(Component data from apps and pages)

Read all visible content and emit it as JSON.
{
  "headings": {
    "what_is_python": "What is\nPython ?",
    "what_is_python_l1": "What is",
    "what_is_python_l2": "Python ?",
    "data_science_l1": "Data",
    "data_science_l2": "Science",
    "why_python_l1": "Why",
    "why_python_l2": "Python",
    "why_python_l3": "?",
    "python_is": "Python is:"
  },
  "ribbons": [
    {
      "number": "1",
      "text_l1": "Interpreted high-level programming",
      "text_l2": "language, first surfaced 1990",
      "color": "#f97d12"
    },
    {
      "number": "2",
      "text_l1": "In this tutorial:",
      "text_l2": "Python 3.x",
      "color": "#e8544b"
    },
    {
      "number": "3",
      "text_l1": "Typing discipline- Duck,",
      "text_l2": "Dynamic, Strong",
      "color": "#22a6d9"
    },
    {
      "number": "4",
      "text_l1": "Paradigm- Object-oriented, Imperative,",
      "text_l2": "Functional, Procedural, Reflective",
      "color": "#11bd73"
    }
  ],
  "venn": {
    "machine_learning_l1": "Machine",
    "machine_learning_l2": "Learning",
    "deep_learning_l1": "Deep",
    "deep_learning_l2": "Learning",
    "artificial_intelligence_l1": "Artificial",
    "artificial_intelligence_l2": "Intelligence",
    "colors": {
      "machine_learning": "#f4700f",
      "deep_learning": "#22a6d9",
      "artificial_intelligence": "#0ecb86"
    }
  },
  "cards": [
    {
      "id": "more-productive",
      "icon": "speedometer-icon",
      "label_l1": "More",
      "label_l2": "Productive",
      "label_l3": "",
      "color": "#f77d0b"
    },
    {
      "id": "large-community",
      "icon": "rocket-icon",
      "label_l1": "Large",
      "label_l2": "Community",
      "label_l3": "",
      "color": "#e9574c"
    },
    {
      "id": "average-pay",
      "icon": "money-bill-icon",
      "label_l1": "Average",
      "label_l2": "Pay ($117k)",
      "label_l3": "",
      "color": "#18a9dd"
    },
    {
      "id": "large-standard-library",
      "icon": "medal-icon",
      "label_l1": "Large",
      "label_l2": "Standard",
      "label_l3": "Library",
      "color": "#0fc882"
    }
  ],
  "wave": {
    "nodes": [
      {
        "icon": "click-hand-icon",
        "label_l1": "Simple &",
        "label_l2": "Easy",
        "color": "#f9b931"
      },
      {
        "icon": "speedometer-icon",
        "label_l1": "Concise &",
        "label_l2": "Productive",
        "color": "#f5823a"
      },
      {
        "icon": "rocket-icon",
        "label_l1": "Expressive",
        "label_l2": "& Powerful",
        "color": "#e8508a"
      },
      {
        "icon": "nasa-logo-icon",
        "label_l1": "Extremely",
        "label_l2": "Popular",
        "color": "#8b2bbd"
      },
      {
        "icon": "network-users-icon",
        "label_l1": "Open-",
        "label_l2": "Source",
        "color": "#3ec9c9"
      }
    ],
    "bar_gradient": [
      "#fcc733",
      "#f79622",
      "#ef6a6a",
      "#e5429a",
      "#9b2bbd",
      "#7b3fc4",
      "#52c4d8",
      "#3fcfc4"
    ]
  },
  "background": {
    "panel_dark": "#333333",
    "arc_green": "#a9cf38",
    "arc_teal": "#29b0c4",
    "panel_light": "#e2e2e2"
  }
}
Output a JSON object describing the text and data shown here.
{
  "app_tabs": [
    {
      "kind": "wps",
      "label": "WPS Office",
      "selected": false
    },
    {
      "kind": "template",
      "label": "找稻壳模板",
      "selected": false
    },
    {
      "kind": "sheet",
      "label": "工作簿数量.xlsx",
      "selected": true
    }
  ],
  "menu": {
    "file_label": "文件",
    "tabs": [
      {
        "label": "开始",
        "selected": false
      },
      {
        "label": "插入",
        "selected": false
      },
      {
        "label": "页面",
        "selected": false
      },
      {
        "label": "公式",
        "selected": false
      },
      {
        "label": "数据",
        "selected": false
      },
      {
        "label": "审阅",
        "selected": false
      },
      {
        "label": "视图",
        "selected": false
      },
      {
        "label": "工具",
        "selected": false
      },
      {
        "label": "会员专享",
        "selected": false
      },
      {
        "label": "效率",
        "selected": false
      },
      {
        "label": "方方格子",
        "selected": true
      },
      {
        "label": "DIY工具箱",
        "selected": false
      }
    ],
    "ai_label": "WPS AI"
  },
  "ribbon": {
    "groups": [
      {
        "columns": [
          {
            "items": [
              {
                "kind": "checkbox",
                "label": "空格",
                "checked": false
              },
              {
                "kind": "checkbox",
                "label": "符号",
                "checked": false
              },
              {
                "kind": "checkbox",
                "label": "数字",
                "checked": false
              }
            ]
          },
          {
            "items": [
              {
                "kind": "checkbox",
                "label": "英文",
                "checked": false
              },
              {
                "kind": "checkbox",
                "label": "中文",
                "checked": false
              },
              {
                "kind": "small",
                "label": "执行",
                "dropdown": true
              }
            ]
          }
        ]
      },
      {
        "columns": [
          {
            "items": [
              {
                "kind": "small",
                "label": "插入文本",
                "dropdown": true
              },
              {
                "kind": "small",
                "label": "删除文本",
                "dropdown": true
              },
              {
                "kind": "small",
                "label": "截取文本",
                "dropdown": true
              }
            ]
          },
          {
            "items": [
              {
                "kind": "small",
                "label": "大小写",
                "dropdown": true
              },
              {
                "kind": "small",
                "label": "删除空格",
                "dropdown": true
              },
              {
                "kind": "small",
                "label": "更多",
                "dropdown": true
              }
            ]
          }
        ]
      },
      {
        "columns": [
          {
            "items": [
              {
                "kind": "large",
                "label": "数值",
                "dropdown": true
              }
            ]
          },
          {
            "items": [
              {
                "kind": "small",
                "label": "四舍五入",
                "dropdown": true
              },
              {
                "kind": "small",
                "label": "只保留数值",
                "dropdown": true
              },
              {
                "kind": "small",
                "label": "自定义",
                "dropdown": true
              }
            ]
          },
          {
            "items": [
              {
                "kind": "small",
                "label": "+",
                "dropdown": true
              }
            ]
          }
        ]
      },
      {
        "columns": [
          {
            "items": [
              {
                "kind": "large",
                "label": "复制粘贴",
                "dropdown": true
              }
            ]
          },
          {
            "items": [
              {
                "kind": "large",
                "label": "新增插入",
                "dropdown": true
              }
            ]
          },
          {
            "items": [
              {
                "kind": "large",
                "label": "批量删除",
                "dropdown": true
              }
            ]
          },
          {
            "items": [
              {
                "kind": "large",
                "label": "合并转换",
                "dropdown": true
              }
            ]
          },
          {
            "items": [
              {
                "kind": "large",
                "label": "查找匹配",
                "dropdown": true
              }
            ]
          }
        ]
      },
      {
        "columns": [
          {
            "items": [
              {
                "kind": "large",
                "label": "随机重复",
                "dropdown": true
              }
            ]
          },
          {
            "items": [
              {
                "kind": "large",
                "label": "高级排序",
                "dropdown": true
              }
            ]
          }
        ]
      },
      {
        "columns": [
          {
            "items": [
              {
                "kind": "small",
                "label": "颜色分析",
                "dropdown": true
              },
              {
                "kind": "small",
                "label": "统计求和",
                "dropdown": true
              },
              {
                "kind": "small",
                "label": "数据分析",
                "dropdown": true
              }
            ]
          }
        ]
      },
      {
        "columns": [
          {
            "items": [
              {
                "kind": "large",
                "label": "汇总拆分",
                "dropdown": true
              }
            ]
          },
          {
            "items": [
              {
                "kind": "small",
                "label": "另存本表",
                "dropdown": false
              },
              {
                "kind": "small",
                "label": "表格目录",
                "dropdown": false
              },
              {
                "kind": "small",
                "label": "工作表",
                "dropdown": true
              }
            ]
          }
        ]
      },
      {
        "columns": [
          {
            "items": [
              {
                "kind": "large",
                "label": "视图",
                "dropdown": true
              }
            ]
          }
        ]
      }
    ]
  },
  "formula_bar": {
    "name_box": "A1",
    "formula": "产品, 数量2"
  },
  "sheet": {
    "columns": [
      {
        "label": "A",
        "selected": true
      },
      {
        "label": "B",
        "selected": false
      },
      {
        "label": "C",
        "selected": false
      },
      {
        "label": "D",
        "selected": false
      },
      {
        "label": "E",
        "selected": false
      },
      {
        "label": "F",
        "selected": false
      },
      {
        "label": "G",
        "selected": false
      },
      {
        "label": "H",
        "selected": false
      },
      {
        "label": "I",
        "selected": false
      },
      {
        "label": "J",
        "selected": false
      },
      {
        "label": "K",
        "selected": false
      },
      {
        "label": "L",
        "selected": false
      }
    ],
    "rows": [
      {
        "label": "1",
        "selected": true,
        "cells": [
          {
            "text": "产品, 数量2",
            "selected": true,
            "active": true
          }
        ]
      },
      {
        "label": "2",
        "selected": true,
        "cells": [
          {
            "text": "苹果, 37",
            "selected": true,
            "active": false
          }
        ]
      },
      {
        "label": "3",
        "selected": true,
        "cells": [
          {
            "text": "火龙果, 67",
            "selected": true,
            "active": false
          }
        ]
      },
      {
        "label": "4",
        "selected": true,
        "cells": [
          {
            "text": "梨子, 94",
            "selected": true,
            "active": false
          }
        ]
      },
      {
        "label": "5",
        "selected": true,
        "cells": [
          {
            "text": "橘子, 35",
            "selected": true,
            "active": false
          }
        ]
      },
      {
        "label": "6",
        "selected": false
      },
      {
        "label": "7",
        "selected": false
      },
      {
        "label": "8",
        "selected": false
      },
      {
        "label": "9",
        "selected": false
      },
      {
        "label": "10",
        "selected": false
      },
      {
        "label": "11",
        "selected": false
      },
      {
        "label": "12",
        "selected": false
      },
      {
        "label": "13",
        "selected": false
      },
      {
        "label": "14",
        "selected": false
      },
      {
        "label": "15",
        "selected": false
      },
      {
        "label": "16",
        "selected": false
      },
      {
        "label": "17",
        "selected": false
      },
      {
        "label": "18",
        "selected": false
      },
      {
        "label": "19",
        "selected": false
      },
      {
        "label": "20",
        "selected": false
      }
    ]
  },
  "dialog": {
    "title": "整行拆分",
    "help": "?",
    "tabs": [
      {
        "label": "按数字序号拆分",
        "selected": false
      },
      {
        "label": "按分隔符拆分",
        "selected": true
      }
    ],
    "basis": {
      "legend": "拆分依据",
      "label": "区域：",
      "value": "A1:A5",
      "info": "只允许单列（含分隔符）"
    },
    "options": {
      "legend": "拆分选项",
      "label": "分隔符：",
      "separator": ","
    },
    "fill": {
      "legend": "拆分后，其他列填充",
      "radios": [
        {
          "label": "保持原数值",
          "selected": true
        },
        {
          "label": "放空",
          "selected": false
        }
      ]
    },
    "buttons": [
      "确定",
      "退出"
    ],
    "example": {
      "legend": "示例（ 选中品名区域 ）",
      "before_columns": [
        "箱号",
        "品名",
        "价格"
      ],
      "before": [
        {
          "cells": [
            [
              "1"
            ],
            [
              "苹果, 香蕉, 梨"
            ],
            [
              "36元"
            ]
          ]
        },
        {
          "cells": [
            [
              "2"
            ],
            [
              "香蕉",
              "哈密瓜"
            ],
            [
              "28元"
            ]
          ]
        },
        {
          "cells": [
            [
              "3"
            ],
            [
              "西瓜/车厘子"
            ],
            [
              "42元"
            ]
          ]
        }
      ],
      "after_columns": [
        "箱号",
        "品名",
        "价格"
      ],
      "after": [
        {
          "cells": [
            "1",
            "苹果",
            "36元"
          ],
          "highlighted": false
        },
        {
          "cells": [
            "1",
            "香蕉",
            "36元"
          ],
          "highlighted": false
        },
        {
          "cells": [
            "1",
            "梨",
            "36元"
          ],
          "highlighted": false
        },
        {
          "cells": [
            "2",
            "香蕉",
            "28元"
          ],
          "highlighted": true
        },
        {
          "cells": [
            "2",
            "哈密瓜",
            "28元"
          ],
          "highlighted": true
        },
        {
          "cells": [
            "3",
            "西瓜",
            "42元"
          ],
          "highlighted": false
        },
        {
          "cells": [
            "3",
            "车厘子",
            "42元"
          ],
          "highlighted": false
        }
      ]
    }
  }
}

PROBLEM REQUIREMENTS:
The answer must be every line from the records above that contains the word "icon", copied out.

PROBLEM SOLUTION:
      "icon": "speedometer-icon",
      "icon": "rocket-icon",
      "icon": "money-bill-icon",
      "icon": "medal-icon",
        "icon": "click-hand-icon",
        "icon": "speedometer-icon",
        "icon": "rocket-icon",
        "icon": "nasa-logo-icon",
        "icon": "network-users-icon",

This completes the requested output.